A view of Volcan Mountain from Apple Lane Orchards. Kieth and Priscilla are both on the Board of the Volcan Mountain Foundation which they have a great view from Apple Lane Orchards.
A Second Chance for At-Risk and Special Needs Kids.
The Webbs are heavily involved with the Angels of Aseltine School, an auxiliary group of caring supporters that raise money for the Aseltine School in San Diego, a private school for at-risk adolescent kids and special needs kids with disabilities.
Apple Lane Orchards Cider Mill
The Apple Lane Orchards previous owner, Tyler, recommended to the Webbs that they hire Thomas Hensley, a young Julian cider mill operator who had apprenticed under Julian Master Apple Farmer, Ray Meyer. Thomas was to manage the ranch and produce their Apple Lane Orchards cider. So they did—and Thomas Hensley became the Apple Lane Orchards operator and manager. Here is Thomas Hensley’s philosophy of cider production under the Apple Lane Orchard’s name on behalf of Kieth and Priscilla Webb.
At the Apple Lane Orchards processing facility in the historic old-west town of Julian, California, the apples are painstakingly selected for a balance between sweetness and tartness. Apple Lane Orchards blends different apples together to get the perfect combination—their own “SECRET” recipe.
Apple Lane Orchards usually works with a precise blend of six or more apple varieties. Interestingly, it takes about 13 pounds, or a third of a bushel of apples, to make one gallon of cider. Once the apples are harvested from trees in orchards during the fall, or are removed from a refrigerated warehouse during the off-season, they are brought to the Apple Lane manufacturing facility and transported by a conveyor to a hammer mill to be ground down into what is called pomace or mash.
This pulp mash or pomace is then transferred to the cider press and built up in layers into a block. Traditionally the method for squeezing the juice from the apples involves placing cheese cloths between the layers of pomace. These cheesecloth “patties” are built up using the pomace until there is a rack of ten or twelve layers.
The rack is then subjected to increasing degrees of pressure, until all the juice is squeezed from the pomace. This juice then flows into an open plastic vat awaiting “flash” pasteurizing.
Every part of the apple is salvaged with the pressed pulp from the juiced apples collected by astute farmers raising animals as winter feed.

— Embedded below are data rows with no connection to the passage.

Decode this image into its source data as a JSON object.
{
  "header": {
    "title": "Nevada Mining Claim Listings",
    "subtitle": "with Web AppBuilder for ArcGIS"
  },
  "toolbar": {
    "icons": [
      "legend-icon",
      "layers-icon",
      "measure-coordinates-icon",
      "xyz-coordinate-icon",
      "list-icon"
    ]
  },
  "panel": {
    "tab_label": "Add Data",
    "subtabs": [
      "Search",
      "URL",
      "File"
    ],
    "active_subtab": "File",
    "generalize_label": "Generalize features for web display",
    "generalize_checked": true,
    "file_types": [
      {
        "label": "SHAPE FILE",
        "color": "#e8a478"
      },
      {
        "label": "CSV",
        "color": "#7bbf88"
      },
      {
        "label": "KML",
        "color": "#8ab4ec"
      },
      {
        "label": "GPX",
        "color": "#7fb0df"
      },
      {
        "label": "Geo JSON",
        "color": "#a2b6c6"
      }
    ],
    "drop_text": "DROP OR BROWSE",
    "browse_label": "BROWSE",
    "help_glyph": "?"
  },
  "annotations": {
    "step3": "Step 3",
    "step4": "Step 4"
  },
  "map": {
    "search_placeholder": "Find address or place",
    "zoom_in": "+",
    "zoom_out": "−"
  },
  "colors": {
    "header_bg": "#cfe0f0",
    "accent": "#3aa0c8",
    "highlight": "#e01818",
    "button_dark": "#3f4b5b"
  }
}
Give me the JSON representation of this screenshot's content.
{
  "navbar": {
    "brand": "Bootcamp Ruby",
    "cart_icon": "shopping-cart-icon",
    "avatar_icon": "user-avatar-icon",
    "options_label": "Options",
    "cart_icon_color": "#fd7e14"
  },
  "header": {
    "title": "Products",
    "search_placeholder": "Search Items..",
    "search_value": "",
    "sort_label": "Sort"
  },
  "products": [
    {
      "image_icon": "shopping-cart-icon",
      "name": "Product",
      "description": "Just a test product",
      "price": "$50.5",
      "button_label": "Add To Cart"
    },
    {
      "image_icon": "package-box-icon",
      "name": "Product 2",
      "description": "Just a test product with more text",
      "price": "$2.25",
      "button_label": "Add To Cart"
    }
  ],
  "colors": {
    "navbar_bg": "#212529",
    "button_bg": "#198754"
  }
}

“We serve nothing but the best apples and varieties.” says Thomas Hensley and we are licensed and certified by the FDA and have implemented current Good Manufacturing Processes (cGMP) in the manufacture and distribution of our cider. In fact, he adds with a laugh, “You might say our apples love each other and bless and strengthen the lives they nourish.” Apple Lane Orchards and the Webbs have been a huge valuable force in my life, and I am thankful for the opportunities that have come my way because of them.